Brown School faculty edit Transdisciplinary Public Health: Research, Education, and Practice; new approach to public health education

Widespread societal problems — such as hunger, access to clean drinking water and, closer to home, obesity and health disparities — are nothing new. The need to address these complex and persistent problems is providing an opportunity for innovative training approaches in public health.


“For the lay person, ‘working together’ is a good way to describe ‘transdisciplinary,’” Haire-Joshu said. “It’s really about bringing together different perspectives in a room — people who speak very different languages — to solve a public health problem.”

Haire-Joshu and McBride began working on the book in 2009; at the same time, both professors were part of the team that built the master’s in public health program at the Brown School.

“‘Transdisciplinary’ is not a new idea,” said McBride, who served as the first associate dean of the MPH program. “Problems don’t exist in a vacuum; most federal research grants require a transdisciplinary approach now. So when we were building our program, we wanted to build it around this idea.

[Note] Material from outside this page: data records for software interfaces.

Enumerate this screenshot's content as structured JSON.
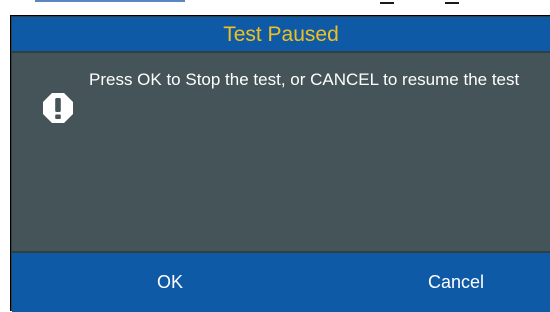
{
  "dialog": {
    "title": "Test Paused",
    "message": "Press OK to Stop the test, or CANCEL to resume the test",
    "icon": "exclamation-octagon-icon",
    "buttons": {
      "ok_label": "OK",
      "cancel_label": "Cancel"
    }
  },
  "colors": {
    "title_bar": "#0f5aa7",
    "title_text": "#f2c01e",
    "body_background": "#445459",
    "button_bar": "#0f5aa7",
    "text": "#ffffff"
  }
}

“The Brown School’s unique contribution is in that we asked ourselves, ‘If this is being required in research grants, then why are we not training master’s in public health students to be thinking this way from the beginning?’” McBride said.

Haire-Joshu, director of WUSTL’s Obesity Prevention and Policy Research Center, gives an example of how this approach can help address an issue such as obesity.

“Obesity is the result of multiple — as opposed to singular — causes,” she said. “Obesity can result from biological mechanisms that regulate metabolism, can be influenced by lifestyle behaviors, and impacted by policies, rules and regulations that influence the environment.

“All of these perspectives together need to have a voice in the solution,” Haire-Joshu said. “A basic scientist finds answers to obesity from the biologic or metabolic perspective. A behavioral scientist might explain obesity by understanding factors that influence decision-making around what or how an individual eats. A policy researcher answers questions from a cost or population perspective. Each has one piece of the solution in achieving the common goal of ‘How we do prevent obesity?’

“‘Transdisciplinary’ is a way of bringing disciplines together that speak very different languages to come up with a model that integrates all these perspectives,” she said.

That’s exactly what the book has set out to do, and Haire-Joshu and McBride, also both faculty scholars at the university’s Institute for Public Health, assembled a team of scholars from WUSTL and around the country that produced, as McBride puts it, “a tool kit for academics.” More than a dozen Brown School and university faculty members contributed to the book.

While the early chapters define the approach and lay out theories, the second half of the book provides practical applications and case studies, both domestic and global, in areas of:

  • maternal-child obesity;
  • violence and injury prevention and treatment among children and youth;
  • systems used in addressing public health disparities;
  • global hunger and undernutrition;
  • safe drinking water in rural India; and
  • indoor air pollution and respiratory health.

“The book literally takes you through how to apply these methods and why it might be beneficial to do so,” McBride said.

“The use of this important resource will promote transdisciplinary research and practice,” Lawlor said. “It’s exactly the kind of program we’re building at the Brown School — finding novel solutions that positively impact human health.”

To read more about Transdisciplinary Public Health, visit